The intensity of competition in an industry determines the degree to which investment inflows drive returns to the free market level, hence the ability of firms in the industry to sustain above average returns. Intensity of competition is not a matter of luck. The underlying economic and technological characteristics of the industry determine the strength of the five basic competitive forces—threat of new entrants, bargaining power of buyers, rivalry between existing competitors, threat of substitute products and bargaining power of suppliers. These forces range from intense in industries like tires, paper and steel, where no firm earns spectacular returns, to mild in industries such as oil field equipment and services, cosmetics and toiletries, where high returns are common.
The goal of competitive strategy for a company is to find a position in its industry where these competitive forces will do it the most good or the least harm. A company may take a defensive posture, positioning itself so that its capabilities provide the best defense against the existing array of competitive forces. Alternatively, it can take an offensive approach by developing strategies designed to influence the balance of existing forces or to exploit a change in the competitive balance before rivals recognize it.

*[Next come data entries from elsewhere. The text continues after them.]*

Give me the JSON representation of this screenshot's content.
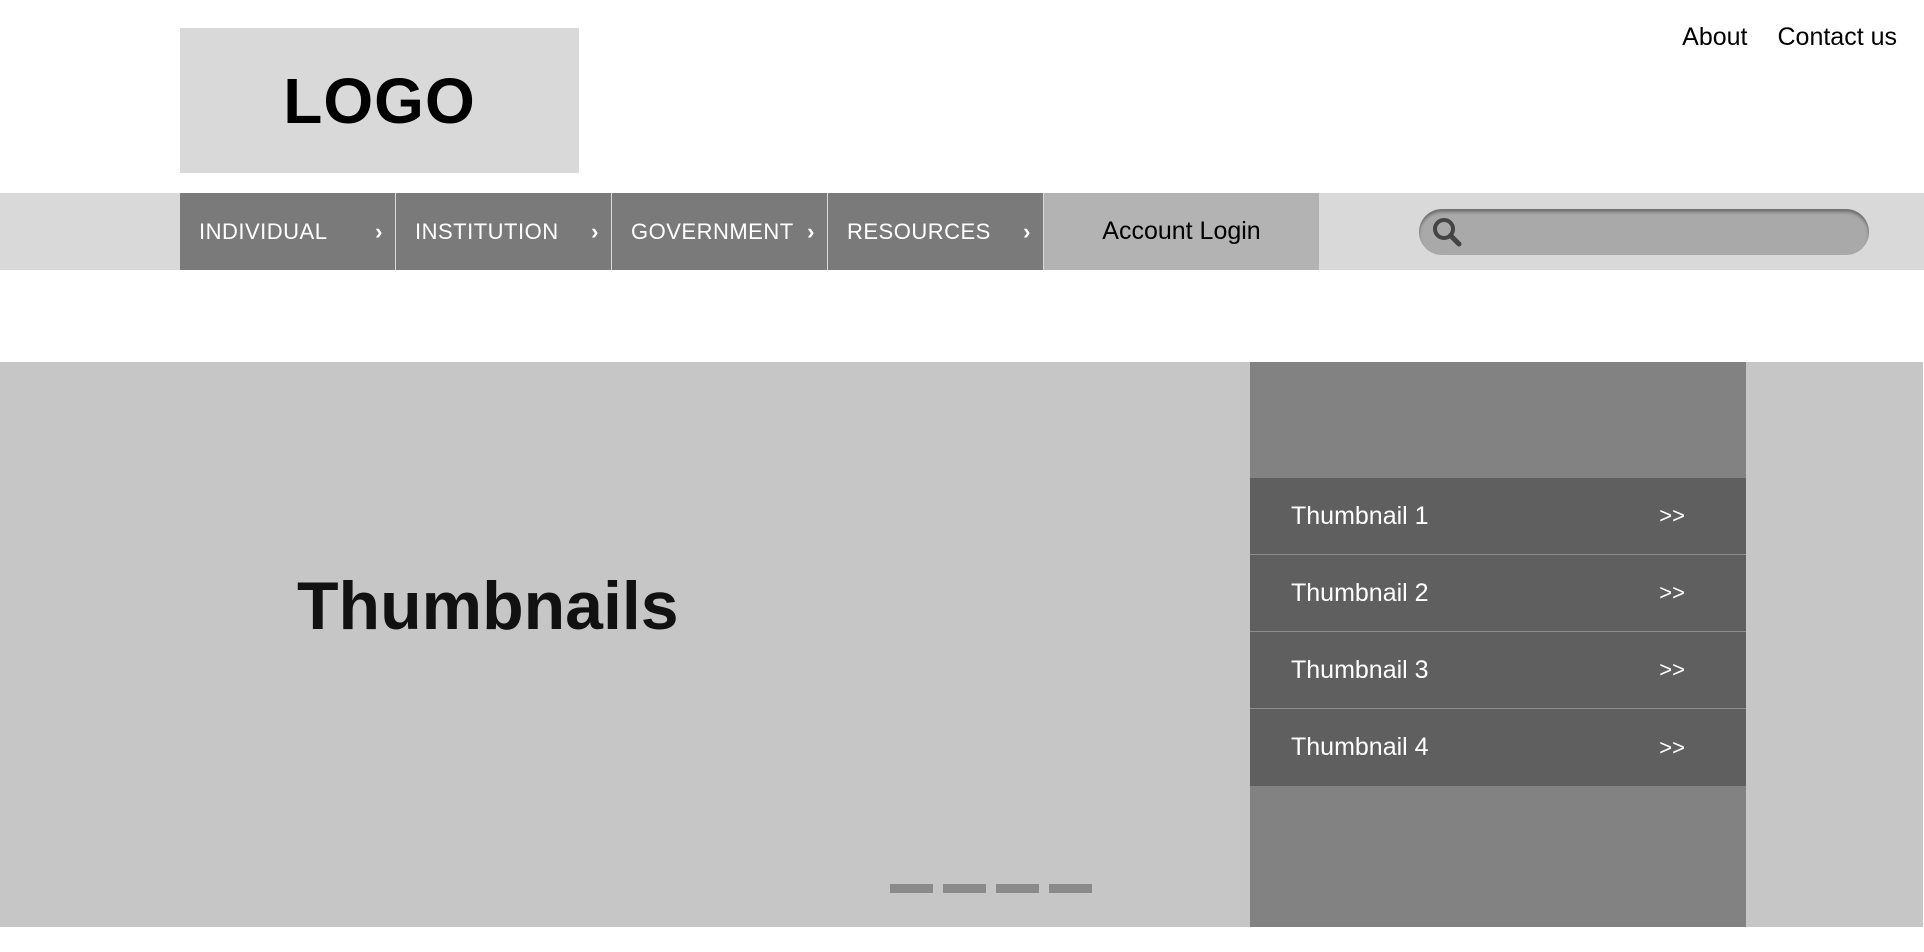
{
  "logo": {
    "text": "LOGO"
  },
  "top_links": {
    "about": "About",
    "contact": "Contact us"
  },
  "nav": {
    "items": [
      {
        "label": "INDIVIDUAL",
        "chevron": "›"
      },
      {
        "label": "INSTITUTION",
        "chevron": "›"
      },
      {
        "label": "GOVERNMENT",
        "chevron": "›"
      },
      {
        "label": "RESOURCES",
        "chevron": "›"
      }
    ],
    "account_login": "Account Login"
  },
  "search": {
    "placeholder": "",
    "icon": "search-icon"
  },
  "hero": {
    "title": "Thumbnails",
    "thumbnails": [
      {
        "label": "Thumbnail 1",
        "arrow": ">>"
      },
      {
        "label": "Thumbnail 2",
        "arrow": ">>"
      },
      {
        "label": "Thumbnail 3",
        "arrow": ">>"
      },
      {
        "label": "Thumbnail 4",
        "arrow": ">>"
      }
    ],
    "carousel_count": 4
  },
  "colors": {
    "nav_bg": "#7a7a7a",
    "navbar_bg": "#d9d9d9",
    "account_bg": "#b3b3b3",
    "hero_bg": "#c6c6c6",
    "panel_bg": "#828282",
    "thumb_bg": "#5f5f5f"
  }
}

The first step in structural analysis is an assessment of the competitive environment in which the company operates—the basic competitive forces and the strength of each in shaping industry structure. The second is an assessment of the company’s own strategy—of how well it has positioned itself to prosper in this environment. Taken together, these steps are the key to forecasting a company’s earning power.